Problem details = In the following material, identify every line holding the string "this" and return it.

Top of Records for processing

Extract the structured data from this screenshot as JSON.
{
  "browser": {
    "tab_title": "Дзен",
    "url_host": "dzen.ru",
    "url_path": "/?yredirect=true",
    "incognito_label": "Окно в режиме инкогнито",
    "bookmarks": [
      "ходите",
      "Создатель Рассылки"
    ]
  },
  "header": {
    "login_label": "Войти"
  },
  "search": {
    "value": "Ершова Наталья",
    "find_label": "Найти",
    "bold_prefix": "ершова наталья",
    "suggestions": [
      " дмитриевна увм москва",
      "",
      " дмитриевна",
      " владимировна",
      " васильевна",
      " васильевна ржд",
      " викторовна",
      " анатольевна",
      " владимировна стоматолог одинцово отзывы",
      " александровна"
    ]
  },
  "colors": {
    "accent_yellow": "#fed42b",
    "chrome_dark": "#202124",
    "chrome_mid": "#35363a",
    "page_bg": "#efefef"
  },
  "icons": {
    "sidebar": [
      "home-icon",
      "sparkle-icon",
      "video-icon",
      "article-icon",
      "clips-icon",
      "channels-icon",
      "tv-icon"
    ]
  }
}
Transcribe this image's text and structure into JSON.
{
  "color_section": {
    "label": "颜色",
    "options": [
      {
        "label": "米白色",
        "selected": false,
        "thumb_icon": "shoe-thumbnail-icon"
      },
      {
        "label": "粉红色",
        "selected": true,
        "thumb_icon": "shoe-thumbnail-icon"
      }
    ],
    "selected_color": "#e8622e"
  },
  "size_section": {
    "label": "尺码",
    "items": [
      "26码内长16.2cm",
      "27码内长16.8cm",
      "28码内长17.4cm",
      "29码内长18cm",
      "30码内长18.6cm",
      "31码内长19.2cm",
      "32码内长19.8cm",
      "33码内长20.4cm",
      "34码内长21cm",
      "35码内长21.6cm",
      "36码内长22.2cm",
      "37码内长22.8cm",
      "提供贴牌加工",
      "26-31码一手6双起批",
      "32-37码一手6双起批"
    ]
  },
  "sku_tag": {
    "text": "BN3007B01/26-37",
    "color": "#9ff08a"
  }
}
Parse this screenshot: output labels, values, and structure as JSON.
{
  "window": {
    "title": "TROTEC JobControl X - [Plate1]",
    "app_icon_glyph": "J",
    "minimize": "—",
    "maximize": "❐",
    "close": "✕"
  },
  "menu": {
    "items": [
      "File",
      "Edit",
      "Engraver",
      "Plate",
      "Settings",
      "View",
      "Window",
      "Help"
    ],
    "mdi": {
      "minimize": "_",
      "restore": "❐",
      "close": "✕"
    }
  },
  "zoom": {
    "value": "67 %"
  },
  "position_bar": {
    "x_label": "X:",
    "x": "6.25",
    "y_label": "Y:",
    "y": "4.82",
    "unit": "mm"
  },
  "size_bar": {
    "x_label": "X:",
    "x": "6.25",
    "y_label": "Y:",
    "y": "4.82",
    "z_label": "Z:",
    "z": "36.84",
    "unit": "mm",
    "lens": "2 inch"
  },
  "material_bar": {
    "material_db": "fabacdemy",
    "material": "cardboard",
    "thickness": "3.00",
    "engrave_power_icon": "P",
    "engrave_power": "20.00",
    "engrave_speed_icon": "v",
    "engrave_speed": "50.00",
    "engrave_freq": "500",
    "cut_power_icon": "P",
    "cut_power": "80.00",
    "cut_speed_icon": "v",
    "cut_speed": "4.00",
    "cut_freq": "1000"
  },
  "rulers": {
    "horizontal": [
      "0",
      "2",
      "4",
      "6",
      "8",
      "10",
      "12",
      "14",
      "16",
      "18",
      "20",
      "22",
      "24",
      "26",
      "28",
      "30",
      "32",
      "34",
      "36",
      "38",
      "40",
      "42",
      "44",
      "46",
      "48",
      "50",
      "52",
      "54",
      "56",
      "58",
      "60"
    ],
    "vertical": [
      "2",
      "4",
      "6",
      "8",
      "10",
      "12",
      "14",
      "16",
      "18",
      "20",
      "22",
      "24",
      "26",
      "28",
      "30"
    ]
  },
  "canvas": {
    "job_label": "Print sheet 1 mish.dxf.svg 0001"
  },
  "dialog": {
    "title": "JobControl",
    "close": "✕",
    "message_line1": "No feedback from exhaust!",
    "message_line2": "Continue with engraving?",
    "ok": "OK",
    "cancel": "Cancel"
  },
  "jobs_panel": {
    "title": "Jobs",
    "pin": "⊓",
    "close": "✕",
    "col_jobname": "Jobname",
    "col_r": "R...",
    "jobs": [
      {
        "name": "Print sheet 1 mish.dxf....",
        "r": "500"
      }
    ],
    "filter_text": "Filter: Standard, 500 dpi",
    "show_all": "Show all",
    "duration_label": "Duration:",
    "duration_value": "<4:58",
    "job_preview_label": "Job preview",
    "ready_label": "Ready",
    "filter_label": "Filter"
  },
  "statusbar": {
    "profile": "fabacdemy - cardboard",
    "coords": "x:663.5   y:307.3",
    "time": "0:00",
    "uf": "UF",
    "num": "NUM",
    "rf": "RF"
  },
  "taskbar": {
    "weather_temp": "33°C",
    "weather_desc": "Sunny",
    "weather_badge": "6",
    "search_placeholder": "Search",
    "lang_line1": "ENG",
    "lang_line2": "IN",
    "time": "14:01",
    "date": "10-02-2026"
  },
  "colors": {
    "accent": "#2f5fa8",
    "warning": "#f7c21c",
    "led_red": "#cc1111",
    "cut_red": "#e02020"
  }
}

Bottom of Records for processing

Completed exercise =
Extract the structured data from this screenshot as JSON.
Transcribe this image's text and structure into JSON.
Parse this screenshot: output labels, values, and structure as JSON.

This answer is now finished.